**Page and application data records:**
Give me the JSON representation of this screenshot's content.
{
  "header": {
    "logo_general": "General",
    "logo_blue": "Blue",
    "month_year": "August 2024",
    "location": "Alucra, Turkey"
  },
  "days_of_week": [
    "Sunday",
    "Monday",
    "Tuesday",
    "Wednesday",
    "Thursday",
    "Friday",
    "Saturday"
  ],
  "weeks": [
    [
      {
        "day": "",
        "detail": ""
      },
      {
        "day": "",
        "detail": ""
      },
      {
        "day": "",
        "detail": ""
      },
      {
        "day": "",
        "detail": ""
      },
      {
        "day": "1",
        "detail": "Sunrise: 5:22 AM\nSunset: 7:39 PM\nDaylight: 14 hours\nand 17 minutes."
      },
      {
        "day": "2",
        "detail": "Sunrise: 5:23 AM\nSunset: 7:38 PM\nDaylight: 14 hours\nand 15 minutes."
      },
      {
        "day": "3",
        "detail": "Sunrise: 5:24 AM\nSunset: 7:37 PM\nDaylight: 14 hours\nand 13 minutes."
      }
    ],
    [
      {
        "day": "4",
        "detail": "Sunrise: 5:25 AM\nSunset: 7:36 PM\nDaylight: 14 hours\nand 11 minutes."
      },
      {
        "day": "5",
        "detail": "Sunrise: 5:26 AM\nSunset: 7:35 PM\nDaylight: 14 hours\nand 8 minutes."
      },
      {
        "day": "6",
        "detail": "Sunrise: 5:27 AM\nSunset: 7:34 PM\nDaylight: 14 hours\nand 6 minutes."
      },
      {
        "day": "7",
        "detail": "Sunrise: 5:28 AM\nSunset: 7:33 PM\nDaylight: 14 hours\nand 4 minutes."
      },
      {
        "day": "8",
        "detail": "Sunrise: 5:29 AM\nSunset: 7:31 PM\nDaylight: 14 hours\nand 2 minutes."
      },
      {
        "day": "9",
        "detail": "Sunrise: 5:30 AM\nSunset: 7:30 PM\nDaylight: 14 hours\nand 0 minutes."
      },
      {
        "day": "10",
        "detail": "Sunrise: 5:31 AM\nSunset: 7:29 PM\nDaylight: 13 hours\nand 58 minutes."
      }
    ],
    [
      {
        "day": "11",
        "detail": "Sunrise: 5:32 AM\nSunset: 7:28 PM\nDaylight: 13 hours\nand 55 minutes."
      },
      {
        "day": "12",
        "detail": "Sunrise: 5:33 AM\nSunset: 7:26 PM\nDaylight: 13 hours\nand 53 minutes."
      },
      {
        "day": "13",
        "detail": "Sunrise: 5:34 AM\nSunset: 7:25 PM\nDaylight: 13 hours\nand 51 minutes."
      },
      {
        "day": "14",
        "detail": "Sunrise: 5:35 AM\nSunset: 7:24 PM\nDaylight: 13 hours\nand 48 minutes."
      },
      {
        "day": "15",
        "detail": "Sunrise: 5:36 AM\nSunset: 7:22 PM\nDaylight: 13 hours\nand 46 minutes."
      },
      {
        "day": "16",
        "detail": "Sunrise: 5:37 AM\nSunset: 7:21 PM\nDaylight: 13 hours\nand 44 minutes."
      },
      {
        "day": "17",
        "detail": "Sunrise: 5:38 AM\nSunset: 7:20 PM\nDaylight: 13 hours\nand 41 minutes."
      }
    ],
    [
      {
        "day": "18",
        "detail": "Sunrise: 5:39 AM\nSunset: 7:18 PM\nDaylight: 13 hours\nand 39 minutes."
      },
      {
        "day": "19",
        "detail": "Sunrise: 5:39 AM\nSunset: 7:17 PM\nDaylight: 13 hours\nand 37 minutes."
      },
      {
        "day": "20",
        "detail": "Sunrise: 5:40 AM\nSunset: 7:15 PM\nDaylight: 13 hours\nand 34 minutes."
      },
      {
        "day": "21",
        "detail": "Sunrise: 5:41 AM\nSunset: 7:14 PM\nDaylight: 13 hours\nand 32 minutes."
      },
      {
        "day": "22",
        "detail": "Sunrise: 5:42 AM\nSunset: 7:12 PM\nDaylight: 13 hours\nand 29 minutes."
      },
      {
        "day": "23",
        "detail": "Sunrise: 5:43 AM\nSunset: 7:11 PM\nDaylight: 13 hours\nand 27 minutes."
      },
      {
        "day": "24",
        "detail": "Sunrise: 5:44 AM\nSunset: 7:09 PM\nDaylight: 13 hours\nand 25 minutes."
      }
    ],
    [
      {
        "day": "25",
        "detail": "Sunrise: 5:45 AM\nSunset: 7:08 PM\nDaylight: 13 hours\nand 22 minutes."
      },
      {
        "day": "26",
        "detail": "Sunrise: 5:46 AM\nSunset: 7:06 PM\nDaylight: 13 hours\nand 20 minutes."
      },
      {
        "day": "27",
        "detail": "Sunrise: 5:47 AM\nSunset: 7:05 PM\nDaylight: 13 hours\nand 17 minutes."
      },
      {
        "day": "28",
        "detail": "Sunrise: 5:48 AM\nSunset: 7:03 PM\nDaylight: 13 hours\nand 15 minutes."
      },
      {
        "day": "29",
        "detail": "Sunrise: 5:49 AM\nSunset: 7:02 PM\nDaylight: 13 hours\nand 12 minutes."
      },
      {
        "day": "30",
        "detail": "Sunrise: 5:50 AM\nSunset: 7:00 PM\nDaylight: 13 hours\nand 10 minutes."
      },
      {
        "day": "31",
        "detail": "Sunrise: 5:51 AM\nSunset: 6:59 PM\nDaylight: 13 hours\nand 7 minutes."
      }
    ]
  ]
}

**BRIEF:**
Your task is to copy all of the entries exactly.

**TASK ANSWER:**
Give me the JSON representation of this screenshot's content.
{
  "header": {
    "logo_general": "General",
    "logo_blue": "Blue",
    "month_year": "August 2024",
    "location": "Alucra, Turkey"
  },
  "days_of_week": [
    "Sunday",
    "Monday",
    "Tuesday",
    "Wednesday",
    "Thursday",
    "Friday",
    "Saturday"
  ],
  "weeks": [
    [
      {
        "day": "",
        "detail": ""
      },
      {
        "day": "",
        "detail": ""
      },
      {
        "day": "",
        "detail": ""
      },
      {
        "day": "",
        "detail": ""
      },
      {
        "day": "1",
        "detail": "Sunrise: 5:22 AM\nSunset: 7:39 PM\nDaylight: 14 hours\nand 17 minutes."
      },
      {
        "day": "2",
        "detail": "Sunrise: 5:23 AM\nSunset: 7:38 PM\nDaylight: 14 hours\nand 15 minutes."
      },
      {
        "day": "3",
        "detail": "Sunrise: 5:24 AM\nSunset: 7:37 PM\nDaylight: 14 hours\nand 13 minutes."
      }
    ],
    [
      {
        "day": "4",
        "detail": "Sunrise: 5:25 AM\nSunset: 7:36 PM\nDaylight: 14 hours\nand 11 minutes."
      },
      {
        "day": "5",
        "detail": "Sunrise: 5:26 AM\nSunset: 7:35 PM\nDaylight: 14 hours\nand 8 minutes."
      },
      {
        "day": "6",
        "detail": "Sunrise: 5:27 AM\nSunset: 7:34 PM\nDaylight: 14 hours\nand 6 minutes."
      },
      {
        "day": "7",
        "detail": "Sunrise: 5:28 AM\nSunset: 7:33 PM\nDaylight: 14 hours\nand 4 minutes."
      },
      {
        "day": "8",
        "detail": "Sunrise: 5:29 AM\nSunset: 7:31 PM\nDaylight: 14 hours\nand 2 minutes."
      },
      {
        "day": "9",
        "detail": "Sunrise: 5:30 AM\nSunset: 7:30 PM\nDaylight: 14 hours\nand 0 minutes."
      },
      {
        "day": "10",
        "detail": "Sunrise: 5:31 AM\nSunset: 7:29 PM\nDaylight: 13 hours\nand 58 minutes."
      }
    ],
    [
      {
        "day": "11",
        "detail": "Sunrise: 5:32 AM\nSunset: 7:28 PM\nDaylight: 13 hours\nand 55 minutes."
      },
      {
        "day": "12",
        "detail": "Sunrise: 5:33 AM\nSunset: 7:26 PM\nDaylight: 13 hours\nand 53 minutes."
      },
      {
        "day": "13",
        "detail": "Sunrise: 5:34 AM\nSunset: 7:25 PM\nDaylight: 13 hours\nand 51 minutes."
      },
      {
        "day": "14",
        "detail": "Sunrise: 5:35 AM\nSunset: 7:24 PM\nDaylight: 13 hours\nand 48 minutes."
      },
      {
        "day": "15",
        "detail": "Sunrise: 5:36 AM\nSunset: 7:22 PM\nDaylight: 13 hours\nand 46 minutes."
      },
      {
        "day": "16",
        "detail": "Sunrise: 5:37 AM\nSunset: 7:21 PM\nDaylight: 13 hours\nand 44 minutes."
      },
      {
        "day": "17",
        "detail": "Sunrise: 5:38 AM\nSunset: 7:20 PM\nDaylight: 13 hours\nand 41 minutes."
      }
    ],
    [
      {
        "day": "18",
        "detail": "Sunrise: 5:39 AM\nSunset: 7:18 PM\nDaylight: 13 hours\nand 39 minutes."
      },
      {
        "day": "19",
        "detail": "Sunrise: 5:39 AM\nSunset: 7:17 PM\nDaylight: 13 hours\nand 37 minutes."
      },
      {
        "day": "20",
        "detail": "Sunrise: 5:40 AM\nSunset: 7:15 PM\nDaylight: 13 hours\nand 34 minutes."
      },
      {
        "day": "21",
        "detail": "Sunrise: 5:41 AM\nSunset: 7:14 PM\nDaylight: 13 hours\nand 32 minutes."
      },
      {
        "day": "22",
        "detail": "Sunrise: 5:42 AM\nSunset: 7:12 PM\nDaylight: 13 hours\nand 29 minutes."
      },
      {
        "day": "23",
        "detail": "Sunrise: 5:43 AM\nSunset: 7:11 PM\nDaylight: 13 hours\nand 27 minutes."
      },
      {
        "day": "24",
        "detail": "Sunrise: 5:44 AM\nSunset: 7:09 PM\nDaylight: 13 hours\nand 25 minutes."
      }
    ],
    [
      {
        "day": "25",
        "detail": "Sunrise: 5:45 AM\nSunset: 7:08 PM\nDaylight: 13 hours\nand 22 minutes."
      },
      {
        "day": "26",
        "detail": "Sunrise: 5:46 AM\nSunset: 7:06 PM\nDaylight: 13 hours\nand 20 minutes."
      },
      {
        "day": "27",
        "detail": "Sunrise: 5:47 AM\nSunset: 7:05 PM\nDaylight: 13 hours\nand 17 minutes."
      },
      {
        "day": "28",
        "detail": "Sunrise: 5:48 AM\nSunset: 7:03 PM\nDaylight: 13 hours\nand 15 minutes."
      },
      {
        "day": "29",
        "detail": "Sunrise: 5:49 AM\nSunset: 7:02 PM\nDaylight: 13 hours\nand 12 minutes."
      },
      {
        "day": "30",
        "detail": "Sunrise: 5:50 AM\nSunset: 7:00 PM\nDaylight: 13 hours\nand 10 minutes."
      },
      {
        "day": "31",
        "detail": "Sunrise: 5:51 AM\nSunset: 6:59 PM\nDaylight: 13 hours\nand 7 minutes."
      }
    ]
  ]
}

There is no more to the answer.